**WORK REQUIRED**
In the records below, find every line that contains "vill" and list it.
---------- MATERIAL TO PROCESS
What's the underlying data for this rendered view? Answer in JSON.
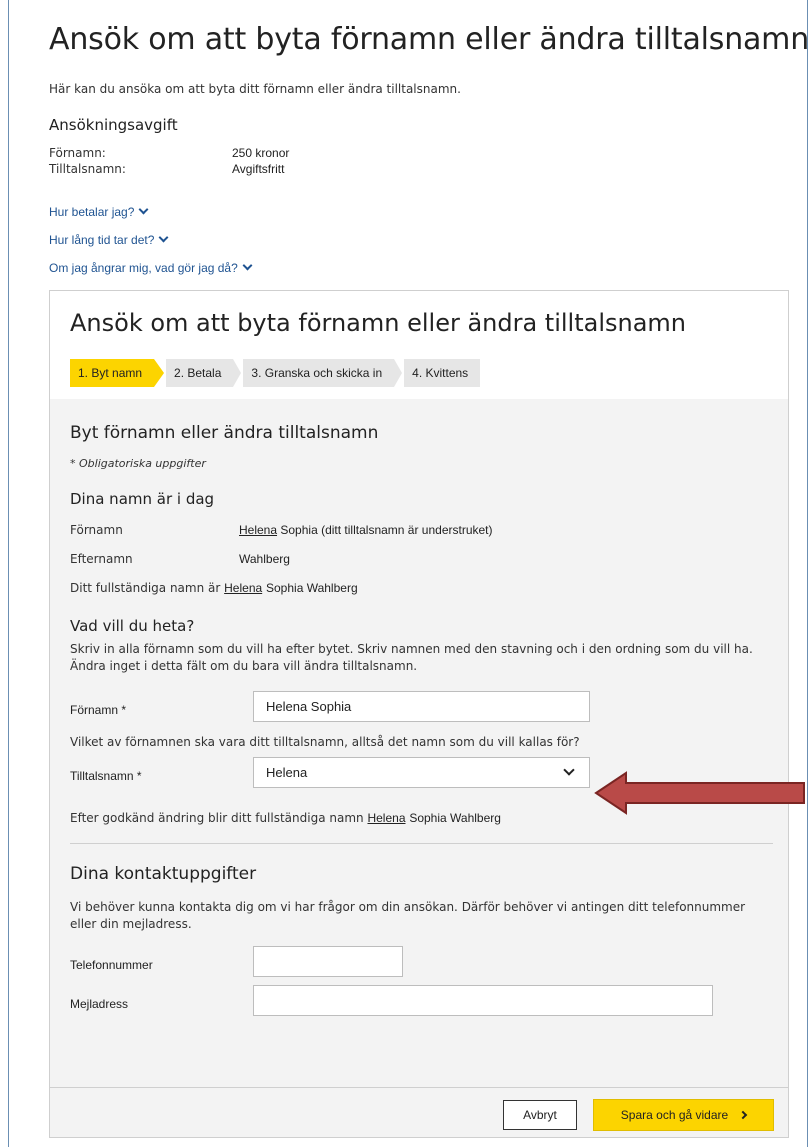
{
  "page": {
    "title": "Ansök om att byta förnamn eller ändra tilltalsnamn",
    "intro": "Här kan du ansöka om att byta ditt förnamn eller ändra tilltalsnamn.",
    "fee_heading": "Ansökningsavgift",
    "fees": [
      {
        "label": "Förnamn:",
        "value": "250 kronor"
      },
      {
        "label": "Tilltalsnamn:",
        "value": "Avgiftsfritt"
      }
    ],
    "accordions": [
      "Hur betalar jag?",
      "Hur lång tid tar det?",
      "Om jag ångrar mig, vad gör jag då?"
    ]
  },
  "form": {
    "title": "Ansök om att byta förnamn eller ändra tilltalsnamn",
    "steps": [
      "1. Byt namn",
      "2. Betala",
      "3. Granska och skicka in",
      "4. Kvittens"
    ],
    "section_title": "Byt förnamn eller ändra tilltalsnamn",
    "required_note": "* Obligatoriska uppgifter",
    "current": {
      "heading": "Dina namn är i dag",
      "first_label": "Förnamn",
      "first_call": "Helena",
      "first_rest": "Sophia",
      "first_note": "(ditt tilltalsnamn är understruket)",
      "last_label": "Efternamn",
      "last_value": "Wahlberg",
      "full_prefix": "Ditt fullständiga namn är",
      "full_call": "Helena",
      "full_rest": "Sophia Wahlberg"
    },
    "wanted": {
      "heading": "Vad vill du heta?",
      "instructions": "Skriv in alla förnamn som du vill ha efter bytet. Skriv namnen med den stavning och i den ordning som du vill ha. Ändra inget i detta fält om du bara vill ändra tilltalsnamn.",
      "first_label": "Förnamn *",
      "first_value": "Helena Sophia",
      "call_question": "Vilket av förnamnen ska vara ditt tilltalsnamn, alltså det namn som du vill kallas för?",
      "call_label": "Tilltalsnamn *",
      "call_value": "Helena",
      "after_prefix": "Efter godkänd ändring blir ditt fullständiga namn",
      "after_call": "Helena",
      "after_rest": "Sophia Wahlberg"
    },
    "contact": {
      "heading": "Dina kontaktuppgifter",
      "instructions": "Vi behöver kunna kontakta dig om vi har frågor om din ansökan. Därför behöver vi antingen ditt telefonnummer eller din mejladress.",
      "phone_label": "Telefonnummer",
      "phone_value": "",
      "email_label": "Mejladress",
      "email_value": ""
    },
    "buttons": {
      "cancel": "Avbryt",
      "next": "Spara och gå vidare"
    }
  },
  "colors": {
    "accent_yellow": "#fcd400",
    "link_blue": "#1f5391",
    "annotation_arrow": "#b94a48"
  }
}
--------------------
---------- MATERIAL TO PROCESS
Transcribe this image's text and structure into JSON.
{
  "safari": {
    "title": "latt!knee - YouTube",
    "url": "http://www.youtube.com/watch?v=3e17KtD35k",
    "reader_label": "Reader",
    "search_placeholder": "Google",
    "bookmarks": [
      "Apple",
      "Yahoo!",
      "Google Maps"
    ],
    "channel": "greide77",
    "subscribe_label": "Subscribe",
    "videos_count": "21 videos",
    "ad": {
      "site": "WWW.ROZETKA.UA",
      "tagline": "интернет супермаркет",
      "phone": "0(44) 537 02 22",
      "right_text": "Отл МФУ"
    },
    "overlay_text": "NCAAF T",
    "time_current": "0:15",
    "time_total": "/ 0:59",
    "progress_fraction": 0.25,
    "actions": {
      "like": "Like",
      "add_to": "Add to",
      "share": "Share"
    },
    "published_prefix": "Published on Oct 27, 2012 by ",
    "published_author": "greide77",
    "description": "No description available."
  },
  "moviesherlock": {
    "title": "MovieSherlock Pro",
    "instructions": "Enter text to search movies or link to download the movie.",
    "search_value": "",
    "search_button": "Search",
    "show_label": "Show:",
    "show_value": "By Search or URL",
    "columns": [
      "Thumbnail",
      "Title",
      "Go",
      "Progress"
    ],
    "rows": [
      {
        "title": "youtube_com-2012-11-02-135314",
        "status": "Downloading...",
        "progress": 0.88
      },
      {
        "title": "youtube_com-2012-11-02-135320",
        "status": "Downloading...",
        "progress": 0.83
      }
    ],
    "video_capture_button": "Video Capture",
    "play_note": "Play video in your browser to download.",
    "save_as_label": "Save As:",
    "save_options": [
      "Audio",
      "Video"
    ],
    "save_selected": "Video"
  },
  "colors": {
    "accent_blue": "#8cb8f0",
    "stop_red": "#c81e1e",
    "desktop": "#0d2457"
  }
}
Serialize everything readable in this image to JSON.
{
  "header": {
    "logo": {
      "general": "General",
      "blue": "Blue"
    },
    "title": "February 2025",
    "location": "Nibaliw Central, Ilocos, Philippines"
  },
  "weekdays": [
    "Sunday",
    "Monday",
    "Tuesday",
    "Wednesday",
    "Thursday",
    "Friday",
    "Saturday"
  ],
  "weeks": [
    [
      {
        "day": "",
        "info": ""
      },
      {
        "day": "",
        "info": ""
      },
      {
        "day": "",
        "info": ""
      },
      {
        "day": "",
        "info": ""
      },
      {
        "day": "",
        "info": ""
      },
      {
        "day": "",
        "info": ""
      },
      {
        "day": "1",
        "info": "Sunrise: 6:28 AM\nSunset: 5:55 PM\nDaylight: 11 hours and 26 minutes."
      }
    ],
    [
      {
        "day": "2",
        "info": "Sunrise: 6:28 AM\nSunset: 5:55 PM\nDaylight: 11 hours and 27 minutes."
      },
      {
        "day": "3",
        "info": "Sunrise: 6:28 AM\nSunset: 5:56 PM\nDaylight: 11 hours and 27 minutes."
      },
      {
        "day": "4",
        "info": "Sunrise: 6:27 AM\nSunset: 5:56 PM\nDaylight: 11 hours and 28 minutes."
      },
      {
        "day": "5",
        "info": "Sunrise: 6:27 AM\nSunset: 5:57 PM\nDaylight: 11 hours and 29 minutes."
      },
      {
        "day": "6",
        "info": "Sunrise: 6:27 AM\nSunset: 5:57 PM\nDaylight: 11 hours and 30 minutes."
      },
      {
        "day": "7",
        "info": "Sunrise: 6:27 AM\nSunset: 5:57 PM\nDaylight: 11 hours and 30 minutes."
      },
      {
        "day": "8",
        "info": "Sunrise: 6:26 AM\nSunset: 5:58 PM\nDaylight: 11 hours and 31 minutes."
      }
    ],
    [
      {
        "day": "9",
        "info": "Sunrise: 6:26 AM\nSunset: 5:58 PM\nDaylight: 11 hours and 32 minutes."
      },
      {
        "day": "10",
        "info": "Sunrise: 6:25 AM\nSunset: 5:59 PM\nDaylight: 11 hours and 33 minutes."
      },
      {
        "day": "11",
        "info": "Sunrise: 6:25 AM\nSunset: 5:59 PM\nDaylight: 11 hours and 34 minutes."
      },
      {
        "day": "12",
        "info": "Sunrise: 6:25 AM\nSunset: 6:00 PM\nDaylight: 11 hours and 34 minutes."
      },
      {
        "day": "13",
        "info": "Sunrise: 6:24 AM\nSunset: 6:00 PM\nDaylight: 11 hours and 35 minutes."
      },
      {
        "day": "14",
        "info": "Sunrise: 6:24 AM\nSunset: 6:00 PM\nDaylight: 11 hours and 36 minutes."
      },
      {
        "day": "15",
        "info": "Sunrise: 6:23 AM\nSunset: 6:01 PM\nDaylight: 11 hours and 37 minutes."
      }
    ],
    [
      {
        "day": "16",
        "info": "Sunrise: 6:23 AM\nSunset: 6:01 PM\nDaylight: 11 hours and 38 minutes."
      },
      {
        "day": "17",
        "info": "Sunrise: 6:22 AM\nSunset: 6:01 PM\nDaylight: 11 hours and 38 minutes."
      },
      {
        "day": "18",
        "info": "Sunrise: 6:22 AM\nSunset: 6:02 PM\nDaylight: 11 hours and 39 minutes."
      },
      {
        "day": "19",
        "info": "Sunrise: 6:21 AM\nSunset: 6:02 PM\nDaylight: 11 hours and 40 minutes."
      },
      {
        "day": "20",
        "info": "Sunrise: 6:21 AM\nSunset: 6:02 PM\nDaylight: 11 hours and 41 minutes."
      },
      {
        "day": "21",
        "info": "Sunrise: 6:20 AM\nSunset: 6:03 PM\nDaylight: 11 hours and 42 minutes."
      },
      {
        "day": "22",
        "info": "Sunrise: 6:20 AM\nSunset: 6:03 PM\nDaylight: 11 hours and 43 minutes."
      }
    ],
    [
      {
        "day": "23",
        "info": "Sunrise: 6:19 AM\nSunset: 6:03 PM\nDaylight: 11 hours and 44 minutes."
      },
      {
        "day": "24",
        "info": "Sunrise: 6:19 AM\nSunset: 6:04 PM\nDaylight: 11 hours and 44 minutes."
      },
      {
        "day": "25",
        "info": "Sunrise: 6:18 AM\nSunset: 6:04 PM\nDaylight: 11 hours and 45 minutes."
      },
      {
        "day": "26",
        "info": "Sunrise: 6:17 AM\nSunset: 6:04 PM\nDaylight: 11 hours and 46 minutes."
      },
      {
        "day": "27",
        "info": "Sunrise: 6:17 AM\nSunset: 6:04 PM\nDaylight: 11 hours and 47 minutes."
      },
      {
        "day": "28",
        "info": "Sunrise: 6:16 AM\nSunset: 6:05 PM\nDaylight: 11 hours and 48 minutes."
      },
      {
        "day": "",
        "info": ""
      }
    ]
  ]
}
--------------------
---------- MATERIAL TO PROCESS
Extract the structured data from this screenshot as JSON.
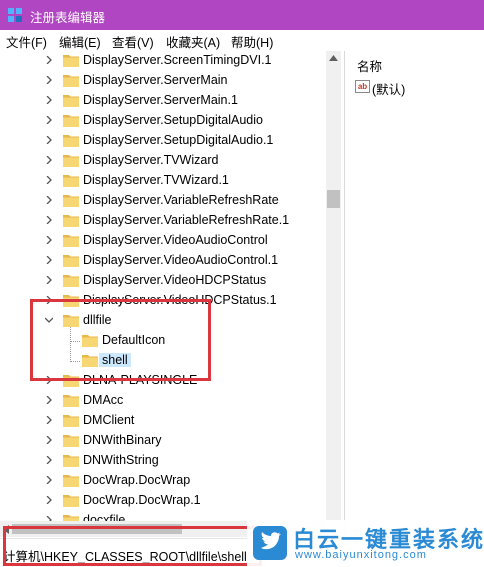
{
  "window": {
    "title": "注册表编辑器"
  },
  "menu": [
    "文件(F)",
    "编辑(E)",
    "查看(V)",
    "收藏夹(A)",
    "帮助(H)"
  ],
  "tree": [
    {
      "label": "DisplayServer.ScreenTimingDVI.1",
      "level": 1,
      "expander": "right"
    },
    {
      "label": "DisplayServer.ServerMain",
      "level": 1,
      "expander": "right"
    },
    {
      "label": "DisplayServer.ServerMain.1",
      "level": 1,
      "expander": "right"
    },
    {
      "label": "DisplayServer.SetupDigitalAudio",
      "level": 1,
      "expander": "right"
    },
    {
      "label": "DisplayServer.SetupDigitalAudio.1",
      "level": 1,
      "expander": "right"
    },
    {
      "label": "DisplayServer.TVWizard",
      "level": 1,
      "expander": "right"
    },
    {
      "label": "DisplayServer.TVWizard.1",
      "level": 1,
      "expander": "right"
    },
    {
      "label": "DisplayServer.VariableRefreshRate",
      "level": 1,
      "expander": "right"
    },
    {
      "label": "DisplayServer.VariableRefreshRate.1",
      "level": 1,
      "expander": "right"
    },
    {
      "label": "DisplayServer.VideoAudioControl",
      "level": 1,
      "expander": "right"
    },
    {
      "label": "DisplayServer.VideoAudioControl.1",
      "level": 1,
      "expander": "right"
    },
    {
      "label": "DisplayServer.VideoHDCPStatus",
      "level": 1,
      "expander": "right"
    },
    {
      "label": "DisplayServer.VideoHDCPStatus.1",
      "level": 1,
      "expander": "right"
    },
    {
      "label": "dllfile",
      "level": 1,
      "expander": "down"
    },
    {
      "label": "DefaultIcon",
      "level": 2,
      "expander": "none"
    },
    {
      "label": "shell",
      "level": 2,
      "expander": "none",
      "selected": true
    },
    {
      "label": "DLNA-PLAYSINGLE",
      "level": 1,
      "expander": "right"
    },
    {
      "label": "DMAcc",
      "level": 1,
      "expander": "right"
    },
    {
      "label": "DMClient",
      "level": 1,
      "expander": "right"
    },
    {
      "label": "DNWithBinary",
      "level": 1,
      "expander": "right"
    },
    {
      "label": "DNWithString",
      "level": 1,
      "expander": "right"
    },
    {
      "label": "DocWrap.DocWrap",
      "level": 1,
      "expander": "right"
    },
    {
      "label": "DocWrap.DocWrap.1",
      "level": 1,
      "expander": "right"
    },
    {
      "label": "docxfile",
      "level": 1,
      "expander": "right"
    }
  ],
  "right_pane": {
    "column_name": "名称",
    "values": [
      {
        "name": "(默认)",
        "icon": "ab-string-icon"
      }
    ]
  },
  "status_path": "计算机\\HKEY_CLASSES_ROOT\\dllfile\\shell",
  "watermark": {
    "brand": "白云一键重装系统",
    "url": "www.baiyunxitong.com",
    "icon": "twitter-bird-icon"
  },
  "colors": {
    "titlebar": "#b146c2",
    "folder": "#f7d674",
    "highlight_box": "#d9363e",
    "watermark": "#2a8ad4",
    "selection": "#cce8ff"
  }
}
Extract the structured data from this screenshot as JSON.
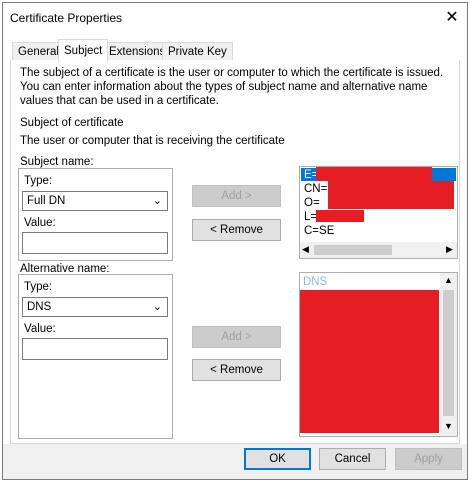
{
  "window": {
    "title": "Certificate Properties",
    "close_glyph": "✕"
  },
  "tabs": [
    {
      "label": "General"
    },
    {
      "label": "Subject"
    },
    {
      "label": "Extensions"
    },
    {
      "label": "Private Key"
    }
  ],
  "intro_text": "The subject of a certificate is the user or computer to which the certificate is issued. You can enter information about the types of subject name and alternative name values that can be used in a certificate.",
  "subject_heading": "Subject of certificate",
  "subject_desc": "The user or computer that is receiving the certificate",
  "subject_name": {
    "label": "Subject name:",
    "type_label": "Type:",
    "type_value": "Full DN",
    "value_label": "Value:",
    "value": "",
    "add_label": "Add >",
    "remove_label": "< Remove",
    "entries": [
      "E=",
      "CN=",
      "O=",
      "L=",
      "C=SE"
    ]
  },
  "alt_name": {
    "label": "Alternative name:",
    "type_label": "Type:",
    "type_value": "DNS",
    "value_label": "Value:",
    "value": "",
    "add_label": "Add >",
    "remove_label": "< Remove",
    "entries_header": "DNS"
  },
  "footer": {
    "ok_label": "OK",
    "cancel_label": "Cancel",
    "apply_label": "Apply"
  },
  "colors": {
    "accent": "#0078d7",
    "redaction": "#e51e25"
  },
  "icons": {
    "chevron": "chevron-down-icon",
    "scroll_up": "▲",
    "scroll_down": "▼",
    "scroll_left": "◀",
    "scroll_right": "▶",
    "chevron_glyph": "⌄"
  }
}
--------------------
**OUTPUT OF THE TASK**
      "heading": "Vad vill du heta?",
      "instructions": "Skriv in alla förnamn som du vill ha efter bytet. Skriv namnen med den stavning och i den ordning som du vill ha. Ändra inget i detta fält om du bara vill ändra tilltalsnamn.",
      "call_question": "Vilket av förnamnen ska vara ditt tilltalsnamn, alltså det namn som du vill kallas för?",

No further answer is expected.